Bag snatchers and assaults against foreign tourists are a growing threat among mostly female visitors who travel on their own after dark. Thieves typically ride on motorbikes and snatch light bags off the shoulders of victims. In some cases victims have been dragged down the road and injured at dimly-lit areas of beach areas or in Ubud hillsides.

Needless to say, travelers should exercise caution when walking on dark, deserted places. Carry shoulder bags or purse on the side away from the road and incoming traffic. If your guesthouse or villa has a safe, by all means use it. Don’t leave valuable items like laptops, jewelry or smartphones within sight from outside; put them inside a room that have locks. In case you are inside the room during forced break in, pretend not to notice, or asleep to avoid confrontation especially when you’re outnumbered. Valuables can be replaced, but not your own life.

4. Fake or spiked drinks
While it’s common to find drunk guests out of bars hanging out with friends or newly-befriended locals, one dangerous possibility is to consume liquor distilled incorrectly in a backyard ending up with ethanol content or deliberately spiked with drug with the intention to incapacitate the drinker and rob him or her of belongings.

A common advice to travelers is to try eating and drinking what locals do, but such advice could put your life in danger. Indonesia imposes hefty taxes on spirits so if you’re getting a bargain for gin tonic for say, INR10,000 or $1, it’s likely that the only real part of the drink is your glass. Stay safe and stick to beer or other more reasonably priced cocktails. Be conscious of your liquor consumption and do not drink excessively.

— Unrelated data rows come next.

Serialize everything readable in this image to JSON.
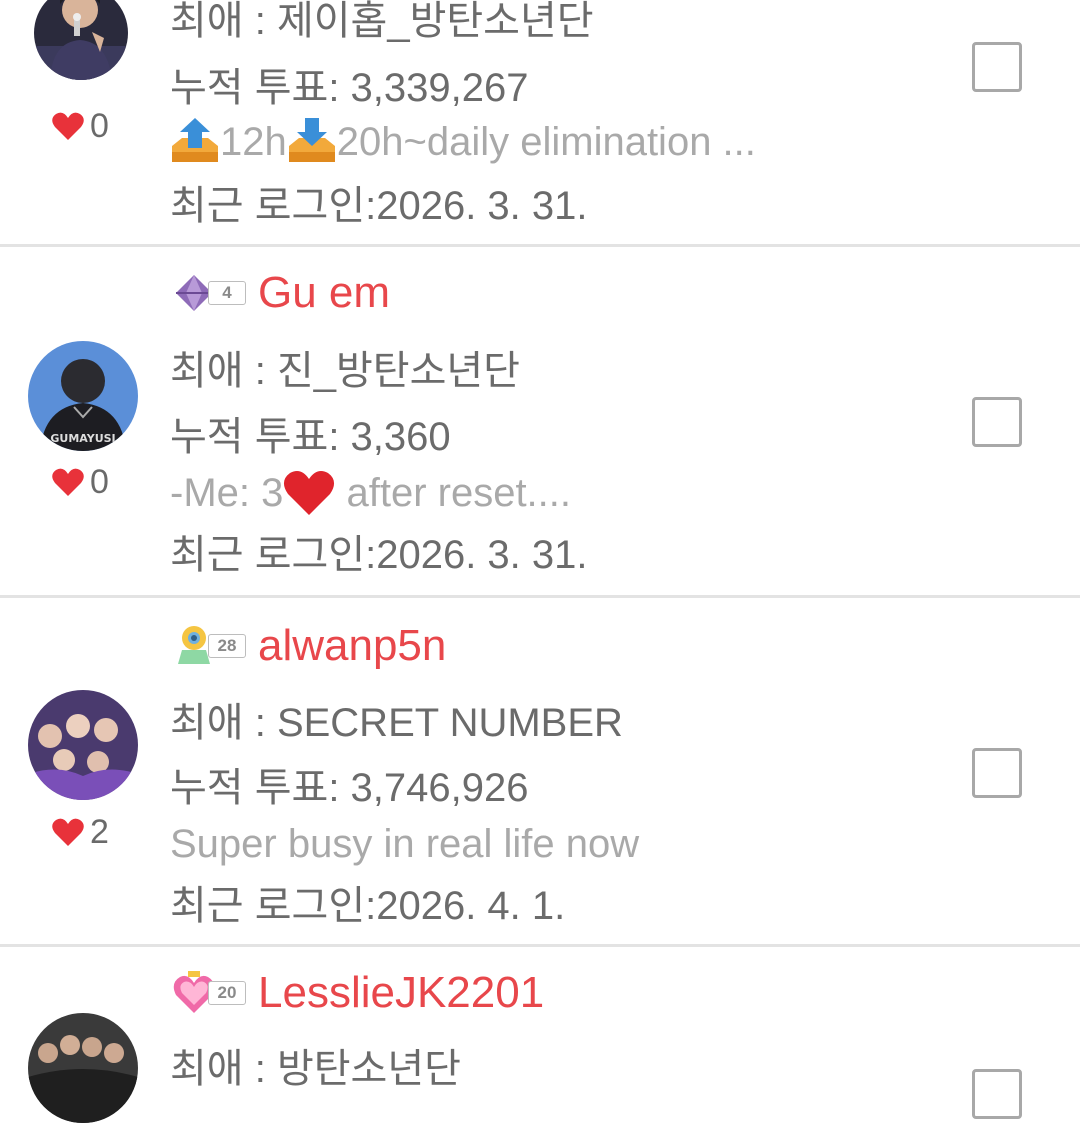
{
  "entries": [
    {
      "username": "",
      "level": "",
      "fav_line": "최애 : 제이홉_방탄소년단",
      "votes_line": "누적 투표: 3,339,267",
      "status_parts": [
        "12h",
        "20h~daily elimination ..."
      ],
      "login_line": "최근 로그인:2026. 3. 31.",
      "likes": "0",
      "checked": false,
      "avatar_icon": "avatar-singer-icon"
    },
    {
      "username": "Gu em",
      "level": "4",
      "badge_icon": "purple-gem-icon",
      "fav_line": "최애 : 진_방탄소년단",
      "votes_line": "누적 투표: 3,360",
      "status_parts": [
        "-Me: 3",
        " after reset...."
      ],
      "login_line": "최근 로그인:2026. 3. 31.",
      "likes": "0",
      "checked": false,
      "avatar_icon": "avatar-gumayusi-icon"
    },
    {
      "username": "alwanp5n",
      "level": "28",
      "badge_icon": "sunflower-crown-icon",
      "fav_line": "최애 : SECRET NUMBER",
      "votes_line": "누적 투표: 3,746,926",
      "status": "Super busy in real life now",
      "login_line": "최근 로그인:2026. 4. 1.",
      "likes": "2",
      "checked": false,
      "avatar_icon": "avatar-group-photo-icon"
    },
    {
      "username": "LesslieJK2201",
      "level": "20",
      "badge_icon": "pink-heart-badge-icon",
      "fav_line": "최애 : 방탄소년단",
      "checked": false,
      "avatar_icon": "avatar-band-photo-icon"
    }
  ],
  "colors": {
    "username": "#e8474b",
    "heart": "#e8323a",
    "text": "#6b6b6b",
    "muted": "#a9a9a9",
    "divider": "#e3e3e3",
    "checkbox_border": "#a8a8a8"
  }
}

5. Dogs and rabies
It is estimated that there are more than 600,000 dogs in the island of Bali. Although Indonesia has the largest Muslim population in the world, Bali adopts a distinct culture that puts importance on dogs that there are about one dog for every eight inhabitant. But stray dogs are often found loping at beaches, foraging trash for food. When the entry of foreign dogs into Bali was allowed in 2004, rabies cases started to emerge and since 2008, there are about 150 reported deaths in Bali attributed to rabies.

While health authorities have been attempting to combat spread of rabies through vaccination, cost issues can often allow spreading of rabies beyond the control of the government.

So as a precaution, it’s a good idea to get a medical evacuation insurance, in cases when anti-serum is in short supply on the island and airlifting to Darwin or Singapore becomes necessary. Also, avoid in contact with dogs or pet them, no matter how adorable they may appear.

6. Terrorist threat
As mentioned above, a number of terrorist bombings and attacks have taken place at areas frequented by tourists such as nightclubs, bars and hotels. Such attacks are believed to be religiously and culturally motivated, based on nature of attacks and perceived targets.

The problem of terrorism is not easily solved by any government worldwide, but Indonesia has been cracking down and there are signs that the major organizations like Jemaah Islamiah have been defanged following federal raids.

A common practice by terrorist to sow mayhem is to drive an explosive-filled vehicle to a street next to a tourist attraction such as bars and local landmarks, and blow it up. Given such cue, it is best to consider staying at a hotel in the outskirts of town or don’t stay long at vicinities such as bar entrances or restaurant tables facing the street.

There are plenty of reasons to like Bali. Social media photos and travel reviews earn glowing with praises. By becoming vigilant of your well-being while in this beautiful island, you’ll be more assured of enjoying your stay like millions of others every year.